(Element data from apps and pages)

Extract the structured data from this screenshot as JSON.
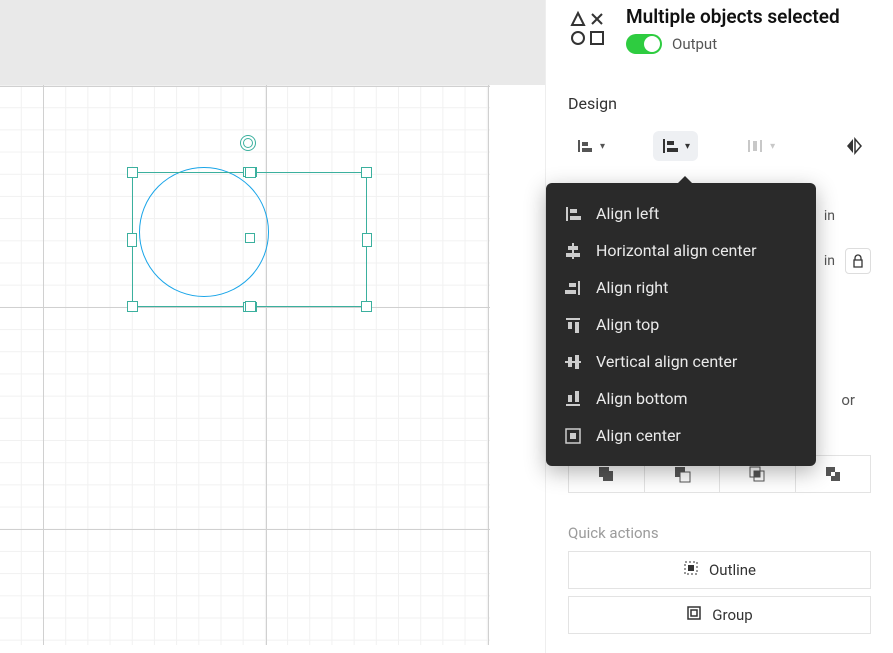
{
  "header": {
    "title": "Multiple objects selected",
    "output_label": "Output",
    "output_enabled": true
  },
  "panel": {
    "section": "Design",
    "units_label": "in",
    "lock_label": "⌘",
    "bool_visible_text": "or"
  },
  "dropdown": {
    "items": [
      {
        "id": "align-left",
        "label": "Align left"
      },
      {
        "id": "h-center",
        "label": "Horizontal align center"
      },
      {
        "id": "align-right",
        "label": "Align right"
      },
      {
        "id": "align-top",
        "label": "Align top"
      },
      {
        "id": "v-center",
        "label": "Vertical align center"
      },
      {
        "id": "align-bottom",
        "label": "Align bottom"
      },
      {
        "id": "align-center",
        "label": "Align center"
      }
    ]
  },
  "quick_actions": {
    "title": "Quick actions",
    "outline": "Outline",
    "group": "Group"
  }
}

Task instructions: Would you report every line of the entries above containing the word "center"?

Response area:
        "id": "h-center",
        "label": "Horizontal align center"
        "id": "v-center",
        "label": "Vertical align center"
        "id": "align-center",
        "label": "Align center"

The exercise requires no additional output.